* [TO DO]: Your reply must be the number of lines in the entries that hold the word "this", and nothing else.
──────── PROVIDED ENTRIES ────────
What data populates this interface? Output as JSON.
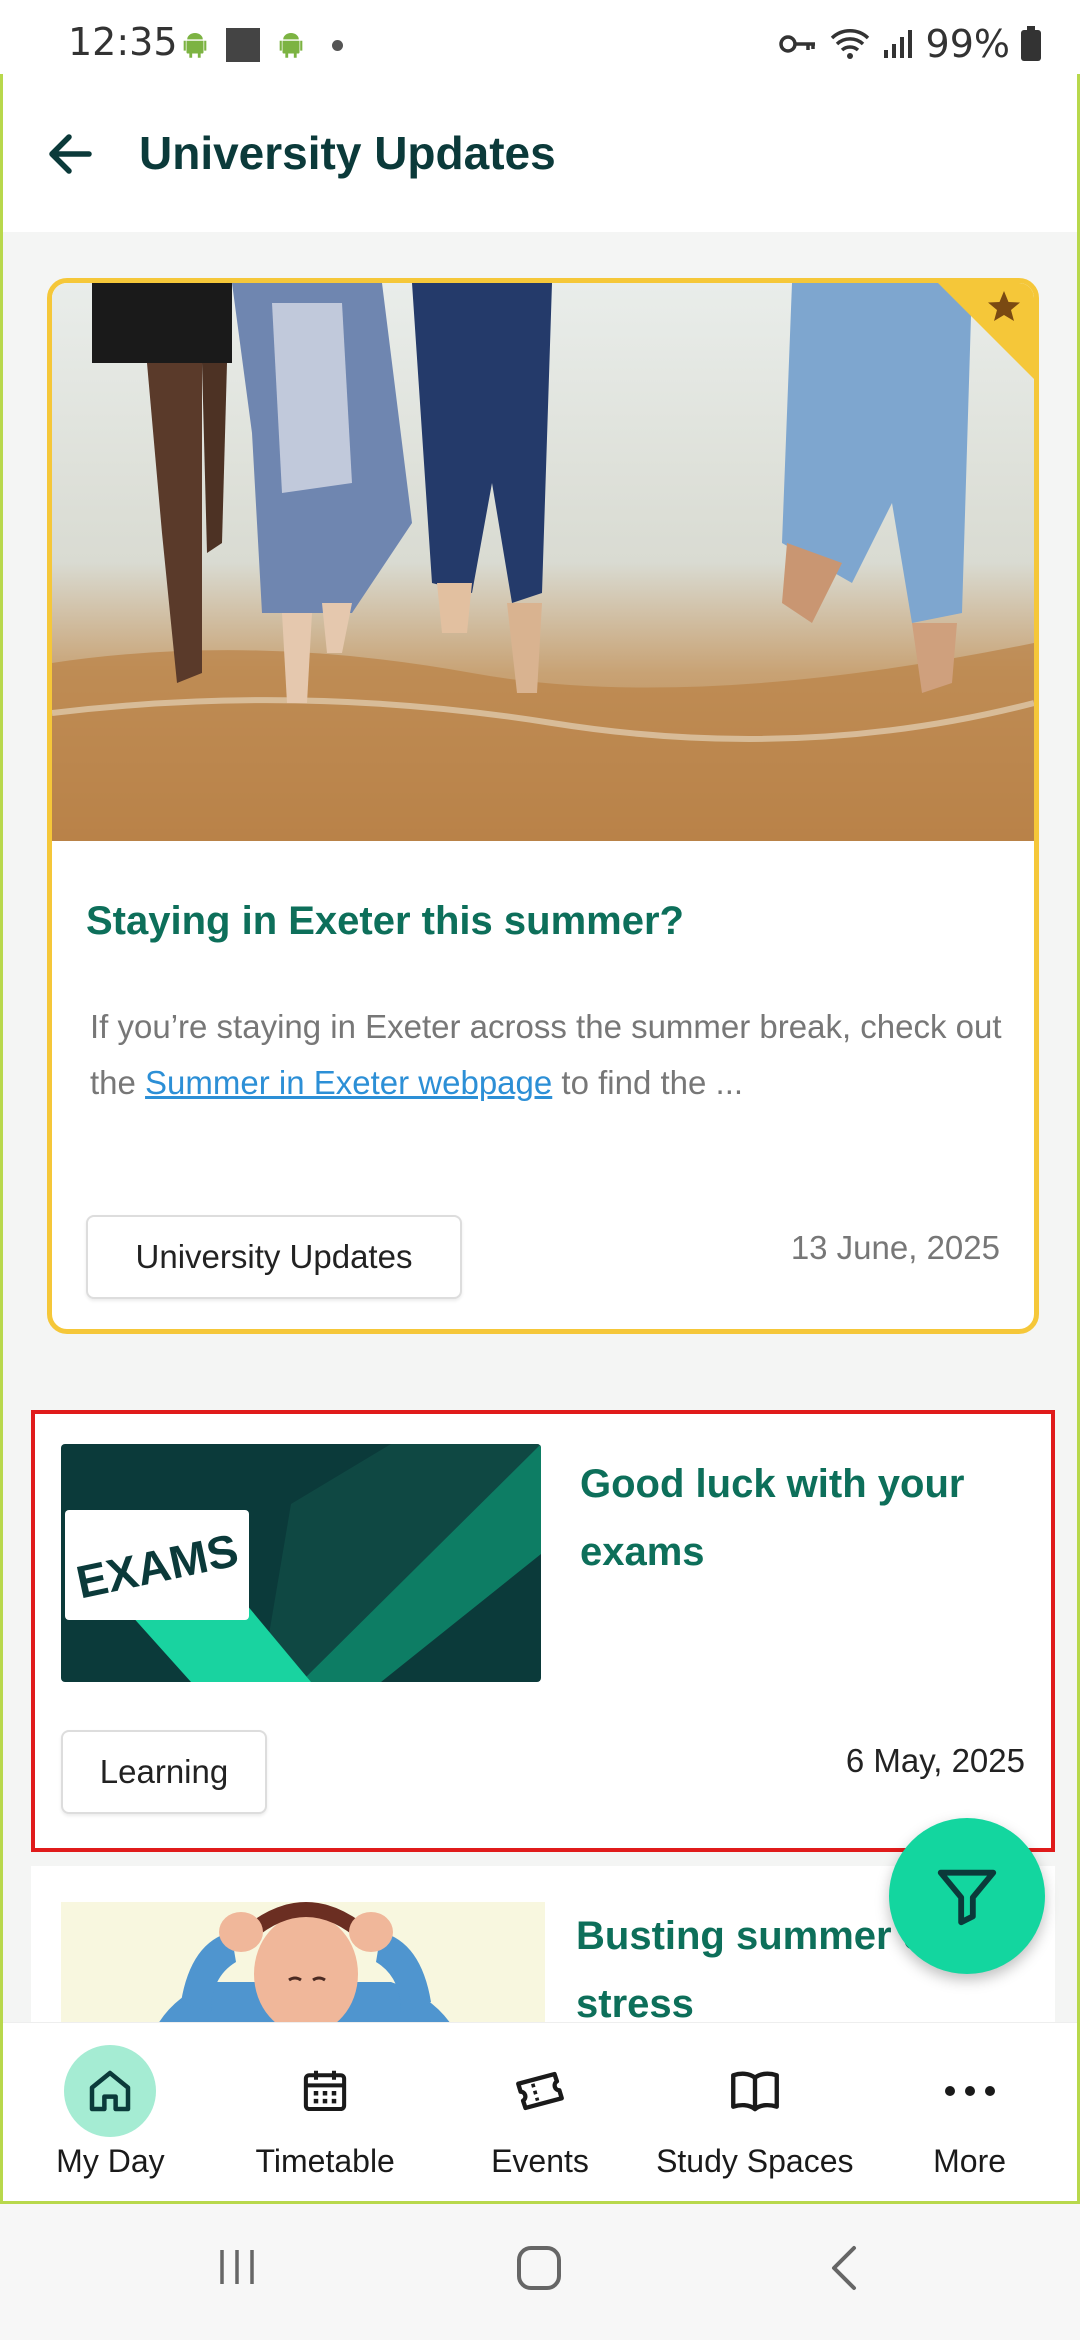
{
  "status_bar": {
    "time": "12:35",
    "battery": "99%",
    "icons": [
      "android-icon",
      "square-icon",
      "android-icon",
      "dot-icon",
      "key-icon",
      "wifi-icon",
      "signal-icon",
      "battery-icon"
    ]
  },
  "header": {
    "title": "University Updates",
    "back_icon": "arrow-left-icon"
  },
  "featured_card": {
    "title": "Staying in Exeter this summer?",
    "excerpt_before": "If you’re staying in Exeter across the summer break, check out the ",
    "excerpt_link": "Summer in Exeter webpage",
    "excerpt_after": " to find the ...",
    "tag": "University Updates",
    "date": "13 June, 2025",
    "starred": true,
    "accent_color": "#f5c739"
  },
  "news_items": [
    {
      "title": "Good luck with your exams",
      "thumbnail_text": "EXAMS",
      "tag": "Learning",
      "date": "6 May, 2025"
    },
    {
      "title": "Busting summer exam stress"
    }
  ],
  "bottom_nav": {
    "items": [
      {
        "label": "My Day",
        "icon": "home-icon",
        "active": true
      },
      {
        "label": "Timetable",
        "icon": "calendar-icon",
        "active": false
      },
      {
        "label": "Events",
        "icon": "ticket-icon",
        "active": false
      },
      {
        "label": "Study Spaces",
        "icon": "book-icon",
        "active": false
      },
      {
        "label": "More",
        "icon": "more-icon",
        "active": false
      }
    ]
  },
  "colors": {
    "title_dark": "#0b3a3a",
    "title_green": "#0d6f5a",
    "fab": "#13d69f",
    "active_nav": "#a5ecd3",
    "frame_border": "#b8d84c"
  }
}
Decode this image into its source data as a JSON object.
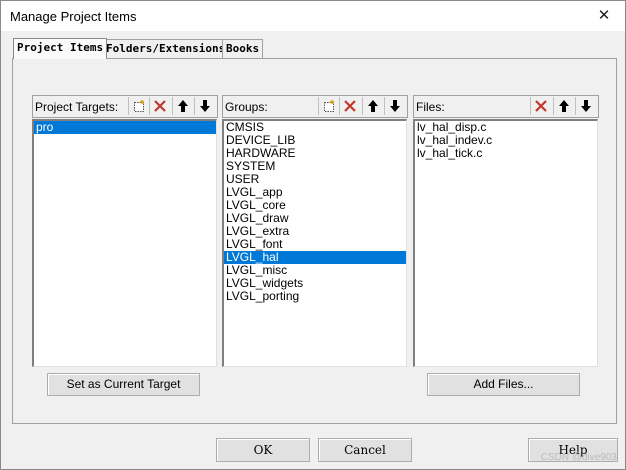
{
  "window": {
    "title": "Manage Project Items"
  },
  "tabs": [
    {
      "label": "Project Items"
    },
    {
      "label": "Folders/Extensions"
    },
    {
      "label": "Books"
    }
  ],
  "targets": {
    "header": "Project Targets:",
    "items": [
      "pro"
    ],
    "selected": "pro",
    "button": "Set as Current Target"
  },
  "groups": {
    "header": "Groups:",
    "items": [
      "CMSIS",
      "DEVICE_LIB",
      "HARDWARE",
      "SYSTEM",
      "USER",
      "LVGL_app",
      "LVGL_core",
      "LVGL_draw",
      "LVGL_extra",
      "LVGL_font",
      "LVGL_hal",
      "LVGL_misc",
      "LVGL_widgets",
      "LVGL_porting"
    ],
    "selected": "LVGL_hal"
  },
  "files": {
    "header": "Files:",
    "items": [
      "lv_hal_disp.c",
      "lv_hal_indev.c",
      "lv_hal_tick.c"
    ],
    "button": "Add Files..."
  },
  "buttons": {
    "ok": "OK",
    "cancel": "Cancel",
    "help": "Help"
  },
  "watermark": "CSDN @dive903",
  "colors": {
    "selection": "#0078d7",
    "delete_red": "#c0392b"
  },
  "icons": {
    "new": "new-item-icon",
    "delete": "delete-icon",
    "up": "move-up-icon",
    "down": "move-down-icon"
  }
}
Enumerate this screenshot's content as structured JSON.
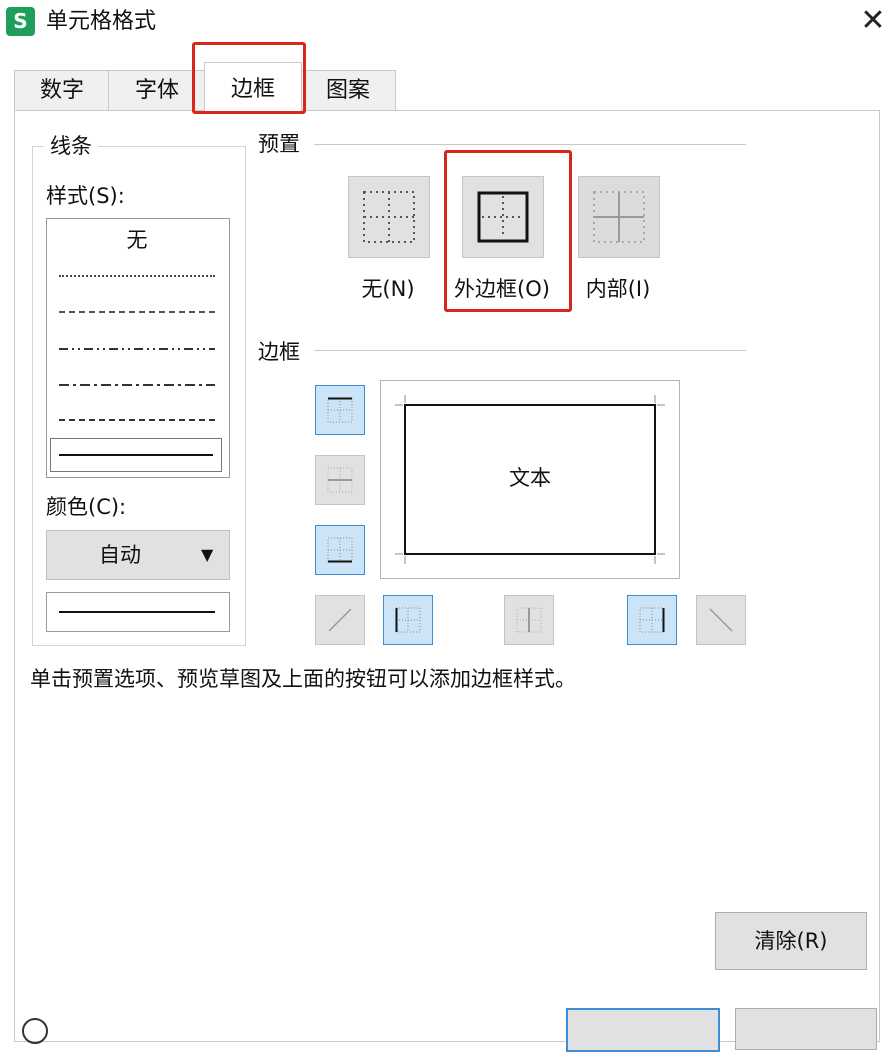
{
  "window": {
    "title": "单元格格式",
    "app_icon_letter": "S",
    "close_glyph": "✕"
  },
  "tabs": [
    {
      "label": "数字"
    },
    {
      "label": "字体"
    },
    {
      "label": "边框",
      "selected": true
    },
    {
      "label": "图案"
    }
  ],
  "line_group": {
    "legend": "线条",
    "style_label": "样式(S):",
    "styles": [
      {
        "label": "无"
      },
      {
        "name": "dotted-fine"
      },
      {
        "name": "dotted"
      },
      {
        "name": "dash-dot-dot"
      },
      {
        "name": "dash-dot"
      },
      {
        "name": "dashed"
      },
      {
        "name": "solid",
        "selected": true
      }
    ],
    "color_label": "颜色(C):",
    "color_value": "自动",
    "dropdown_glyph": "▼"
  },
  "presets": {
    "legend": "预置",
    "items": [
      {
        "label": "无(N)"
      },
      {
        "label": "外边框(O)",
        "highlighted": true
      },
      {
        "label": "内部(I)",
        "disabled": true
      }
    ]
  },
  "border_group": {
    "legend": "边框",
    "preview_text": "文本",
    "buttons": [
      {
        "name": "top",
        "state": "on"
      },
      {
        "name": "inner-horizontal",
        "state": "disabled"
      },
      {
        "name": "bottom",
        "state": "on"
      },
      {
        "name": "diagonal-up",
        "state": "disabled"
      },
      {
        "name": "left",
        "state": "on"
      },
      {
        "name": "inner-vertical",
        "state": "disabled"
      },
      {
        "name": "right",
        "state": "on"
      },
      {
        "name": "diagonal-down",
        "state": "disabled"
      }
    ]
  },
  "hint": "单击预置选项、预览草图及上面的按钮可以添加边框样式。",
  "buttons": {
    "clear": "清除(R)"
  },
  "colors": {
    "highlight_red": "#d9261c",
    "toggle_on_bg": "#cce4f7",
    "toggle_on_border": "#3c8fd6",
    "app_green": "#1e9e5a"
  }
}
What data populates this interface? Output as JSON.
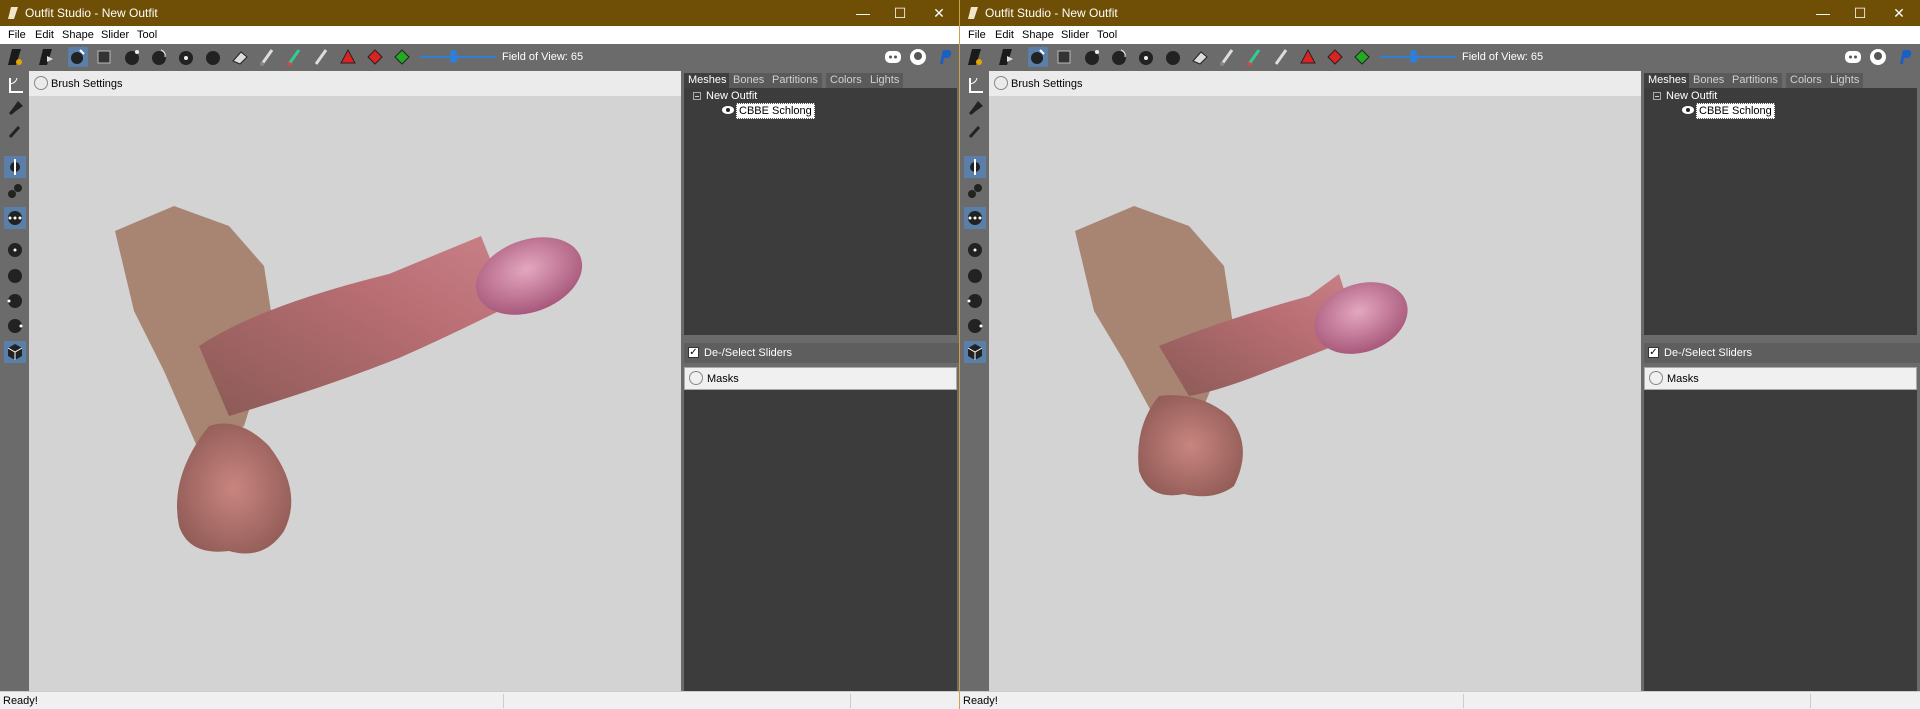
{
  "windows": [
    {
      "title": "Outfit Studio - New Outfit",
      "menu": [
        "File",
        "Edit",
        "Shape",
        "Slider",
        "Tool"
      ],
      "fov_label": "Field of View: 65",
      "brush_settings": "Brush Settings",
      "tabs": [
        "Meshes",
        "Bones",
        "Partitions",
        "Colors",
        "Lights"
      ],
      "tree_root": "New Outfit",
      "tree_child": "CBBE Schlong",
      "sliders_toggle": "De-/Select Sliders",
      "masks": "Masks",
      "status": "Ready!"
    },
    {
      "title": "Outfit Studio - New Outfit",
      "menu": [
        "File",
        "Edit",
        "Shape",
        "Slider",
        "Tool"
      ],
      "fov_label": "Field of View: 65",
      "brush_settings": "Brush Settings",
      "tabs": [
        "Meshes",
        "Bones",
        "Partitions",
        "Colors",
        "Lights"
      ],
      "tree_root": "New Outfit",
      "tree_child": "CBBE Schlong",
      "sliders_toggle": "De-/Select Sliders",
      "masks": "Masks",
      "status": "Ready!"
    }
  ],
  "colors": {
    "titlebar": "#6f4e05",
    "toolbar": "#6b6b6b",
    "viewport": "#d3d3d3",
    "panel": "#3c3c3c",
    "accent": "#2f7fd8"
  }
}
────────
* [SOLUTION]: 5